§ **HOW TO COMPLETE THIS TASK**:
Whenever a line contains the string "کلمات", copy it out of the entries.

§ **Collected data entries**:
*** Block opens ***
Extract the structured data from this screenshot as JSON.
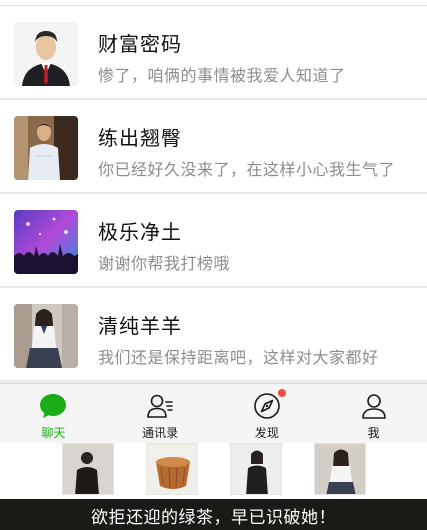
{
  "chats": [
    {
      "name": "财富密码",
      "message": "惨了，咱俩的事情被我爱人知道了",
      "avatar_icon": "businessman-avatar"
    },
    {
      "name": "练出翘臀",
      "message": "你已经好久没来了，在这样小心我生气了",
      "avatar_icon": "man-photo-avatar"
    },
    {
      "name": "极乐净土",
      "message": "谢谢你帮我打榜哦",
      "avatar_icon": "concert-crowd-avatar"
    },
    {
      "name": "清纯羊羊",
      "message": "我们还是保持距离吧，这样对大家都好",
      "avatar_icon": "schoolgirl-avatar"
    }
  ],
  "tabbar": {
    "tabs": [
      {
        "label": "聊天",
        "icon": "chat-bubble-icon",
        "active": true
      },
      {
        "label": "通讯录",
        "icon": "contacts-icon",
        "active": false
      },
      {
        "label": "发现",
        "icon": "compass-icon",
        "active": false,
        "badge": "red-dot"
      },
      {
        "label": "我",
        "icon": "person-icon",
        "active": false
      }
    ]
  },
  "caption": "欲拒还迎的绿茶，早已识破她！",
  "colors": {
    "active_green": "#1aad19",
    "badge_red": "#f04b40",
    "name_text": "#111111",
    "message_text": "#8d8d8d"
  }
}
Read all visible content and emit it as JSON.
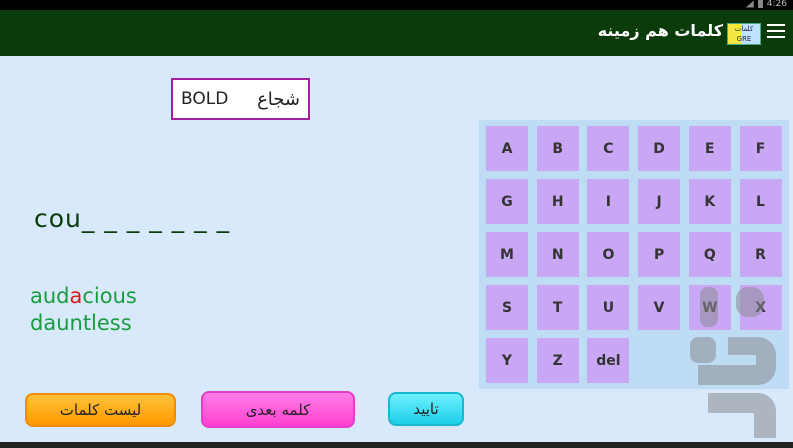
{
  "status_bar": {
    "time": "4:26"
  },
  "app_bar": {
    "title": "کلمات هم زمینه",
    "logo_text": "کلمات GRE"
  },
  "meaning": {
    "english": "BOLD",
    "persian": "شجاع"
  },
  "pattern": "cou_ _ _ _ _ _ _",
  "suggestions": [
    {
      "pre": "aud",
      "hl": "a",
      "post": "cious"
    },
    {
      "pre": "dauntless",
      "hl": "",
      "post": ""
    }
  ],
  "keyboard": {
    "keys": [
      "A",
      "B",
      "C",
      "D",
      "E",
      "F",
      "G",
      "H",
      "I",
      "J",
      "K",
      "L",
      "M",
      "N",
      "O",
      "P",
      "Q",
      "R",
      "S",
      "T",
      "U",
      "V",
      "W",
      "X",
      "Y",
      "Z",
      "del"
    ]
  },
  "buttons": {
    "list_label": "لیست کلمات",
    "next_label": "کلمه بعدی",
    "confirm_label": "تایید"
  },
  "colors": {
    "app_bar": "#0b3b0b",
    "background": "#d7e9fa",
    "key": "#c9a7f5",
    "suggestion": "#1a9c3e",
    "highlight": "#e01818",
    "list_button": "#ff9a00",
    "next_button": "#ff3fd2",
    "confirm_button": "#1ccfe8"
  }
}
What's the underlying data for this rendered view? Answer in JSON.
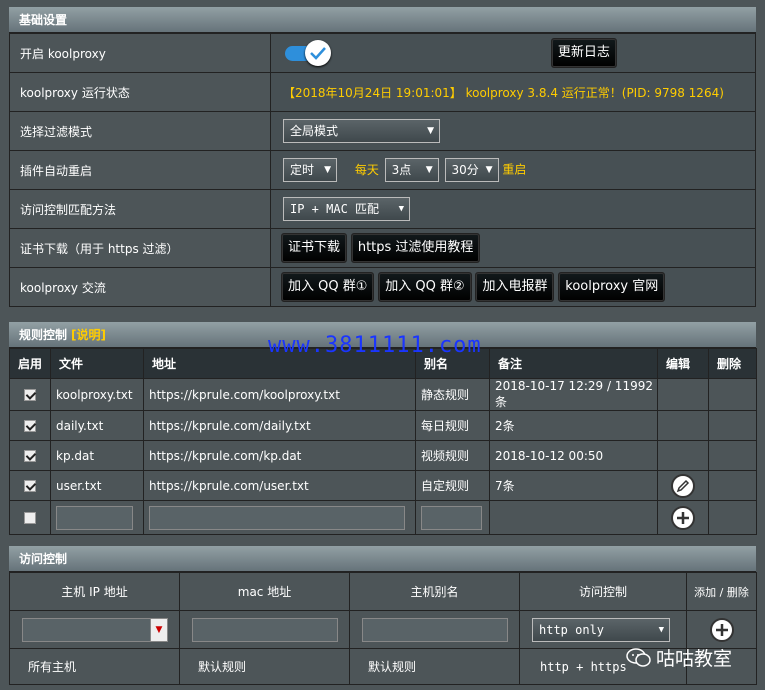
{
  "basic": {
    "title": "基础设置",
    "rows": {
      "enable_label": "开启 koolproxy",
      "changelog_btn": "更新日志",
      "status_label": "koolproxy 运行状态",
      "status_text": "【2018年10月24日 19:01:01】 koolproxy 3.8.4 运行正常！(PID: 9798 1264)",
      "filter_label": "选择过滤模式",
      "filter_value": "全局模式",
      "restart_label": "插件自动重启",
      "restart_mode": "定时",
      "restart_every": "每天",
      "restart_hour": "3点",
      "restart_min": "30分",
      "restart_suffix": "重启",
      "acl_label": "访问控制匹配方法",
      "acl_value": "IP + MAC 匹配",
      "cert_label": "证书下载（用于 https 过滤）",
      "cert_btn": "证书下载",
      "https_btn": "https 过滤使用教程",
      "comm_label": "koolproxy 交流",
      "qq1_btn": "加入 QQ 群①",
      "qq2_btn": "加入 QQ 群②",
      "tg_btn": "加入电报群",
      "site_btn": "koolproxy 官网"
    },
    "toggle_on": true
  },
  "rules": {
    "title": "规则控制",
    "help_link": "[说明]",
    "headers": [
      "启用",
      "文件",
      "地址",
      "别名",
      "备注",
      "编辑",
      "删除"
    ],
    "rows": [
      {
        "file": "koolproxy.txt",
        "url": "https://kprule.com/koolproxy.txt",
        "alias": "静态规则",
        "note": "2018-10-17 12:29 / 11992条",
        "checked": true
      },
      {
        "file": "daily.txt",
        "url": "https://kprule.com/daily.txt",
        "alias": "每日规则",
        "note": "2条",
        "checked": true
      },
      {
        "file": "kp.dat",
        "url": "https://kprule.com/kp.dat",
        "alias": "视频规则",
        "note": "2018-10-12 00:50",
        "checked": true
      },
      {
        "file": "user.txt",
        "url": "https://kprule.com/user.txt",
        "alias": "自定规则",
        "note": "7条",
        "checked": true
      }
    ]
  },
  "access": {
    "title": "访问控制",
    "headers": [
      "主机 IP 地址",
      "mac 地址",
      "主机别名",
      "访问控制",
      "添加 / 删除"
    ],
    "mode_select": "http only",
    "default_row": [
      "所有主机",
      "默认规则",
      "默认规则",
      "http + https"
    ]
  },
  "watermark": {
    "url": "www.3811111.com",
    "brand": "咕咕教室"
  },
  "colors": {
    "accent": "#ffcc00",
    "toggle": "#2e8fdb",
    "watermark": "#1a35ff"
  }
}
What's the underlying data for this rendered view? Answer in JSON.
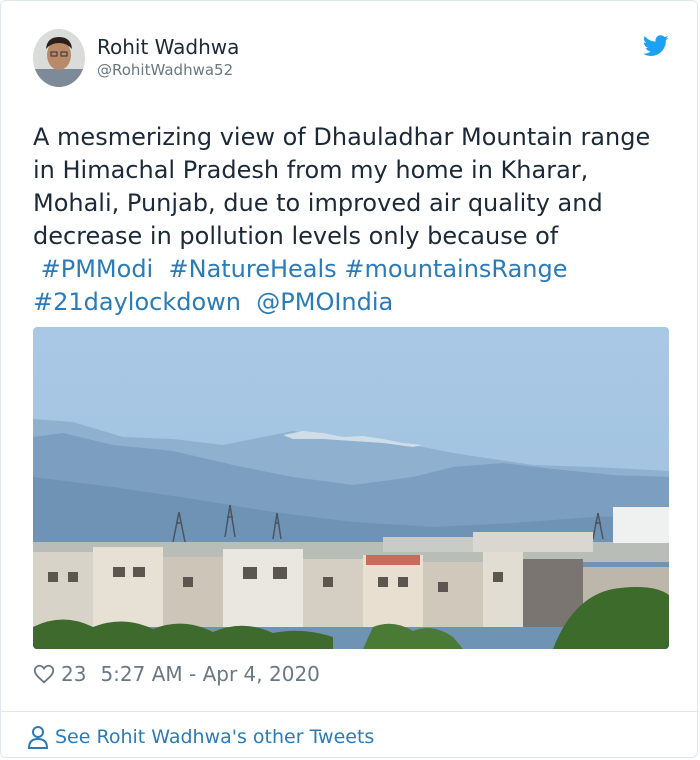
{
  "user": {
    "name": "Rohit Wadhwa",
    "handle": "@RohitWadhwa52"
  },
  "tweet": {
    "text_lines": [
      "A mesmerizing view of Dhauladhar Mountain range",
      "in Himachal Pradesh from my home in Kharar,",
      "Mohali, Punjab, due to improved air quality and",
      "decrease in pollution levels only because of"
    ],
    "hashtags": [
      "#PMModi",
      "#NatureHeals",
      "#mountainsRange",
      "#21daylockdown"
    ],
    "mention": "@PMOIndia"
  },
  "meta": {
    "likes": "23",
    "timestamp": "5:27 AM - Apr 4, 2020"
  },
  "footer": {
    "label": "See Rohit Wadhwa's other Tweets"
  },
  "icons": {
    "brand": "twitter-bird-icon",
    "like": "heart-icon",
    "profile": "person-icon"
  },
  "colors": {
    "link": "#2b7bb9",
    "twitter_blue": "#1da1f2",
    "text": "#1c2938",
    "muted": "#697882",
    "border": "#e1e8ed"
  }
}
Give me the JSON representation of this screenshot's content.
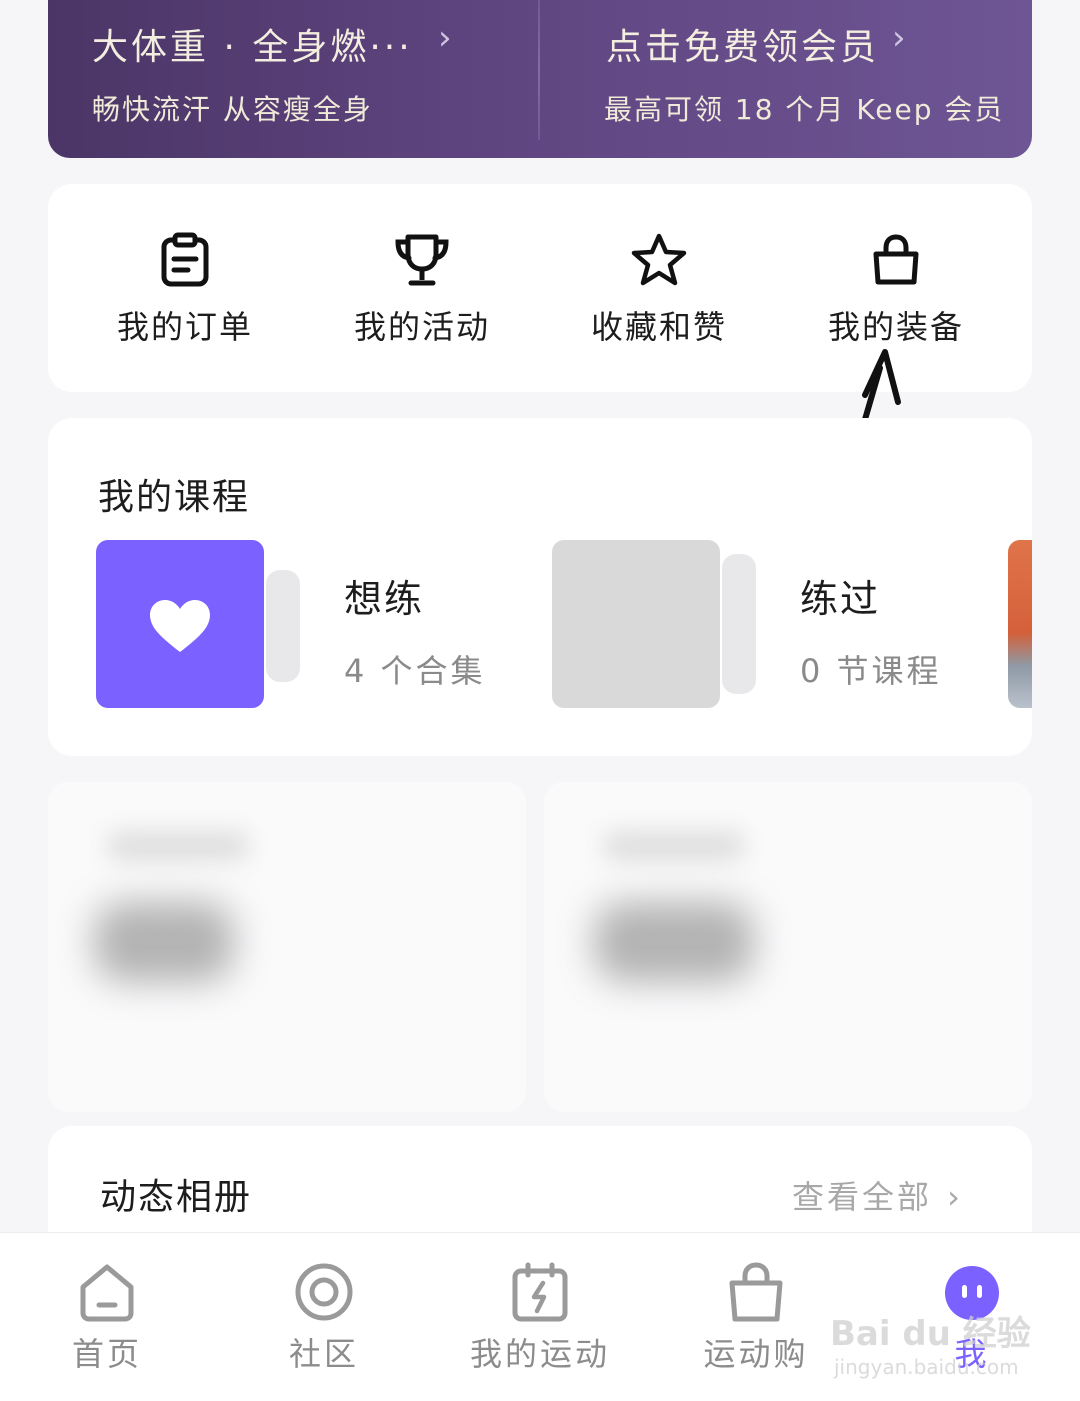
{
  "promo": {
    "left_title": "大体重 · 全身燃···",
    "left_subtitle": "畅快流汗 从容瘦全身",
    "right_title": "点击免费领会员",
    "right_subtitle": "最高可领 18 个月 Keep 会员",
    "chevron": "›"
  },
  "quick_actions": [
    {
      "label": "我的订单",
      "icon": "order-clipboard-icon"
    },
    {
      "label": "我的活动",
      "icon": "trophy-icon"
    },
    {
      "label": "收藏和赞",
      "icon": "star-icon"
    },
    {
      "label": "我的装备",
      "icon": "shopping-bag-icon"
    }
  ],
  "courses": {
    "title": "我的课程",
    "items": [
      {
        "name": "想练",
        "subtitle": "4 个合集",
        "icon": "heart-icon"
      },
      {
        "name": "练过",
        "subtitle": "0 节课程"
      }
    ]
  },
  "album": {
    "title": "动态相册",
    "see_all": "查看全部",
    "chevron": "›"
  },
  "tabbar": {
    "items": [
      {
        "label": "首页",
        "icon": "home-icon"
      },
      {
        "label": "社区",
        "icon": "community-ring-icon"
      },
      {
        "label": "我的运动",
        "icon": "calendar-bolt-icon"
      },
      {
        "label": "运动购",
        "icon": "shopping-bag-icon"
      },
      {
        "label": "我",
        "icon": "avatar-icon"
      }
    ],
    "active_color": "#7b61ff"
  },
  "watermark": {
    "logo": "Bai du 经验",
    "url": "jingyan.baidu.com"
  },
  "colors": {
    "accent": "#7b61ff",
    "banner": "#5f4580"
  }
}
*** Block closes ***
§ **EXERCISE ANSWER**:
    "title": "کلمات هم زمینه",
    "logo_text": "کلمات GRE"
    "list_label": "لیست کلمات",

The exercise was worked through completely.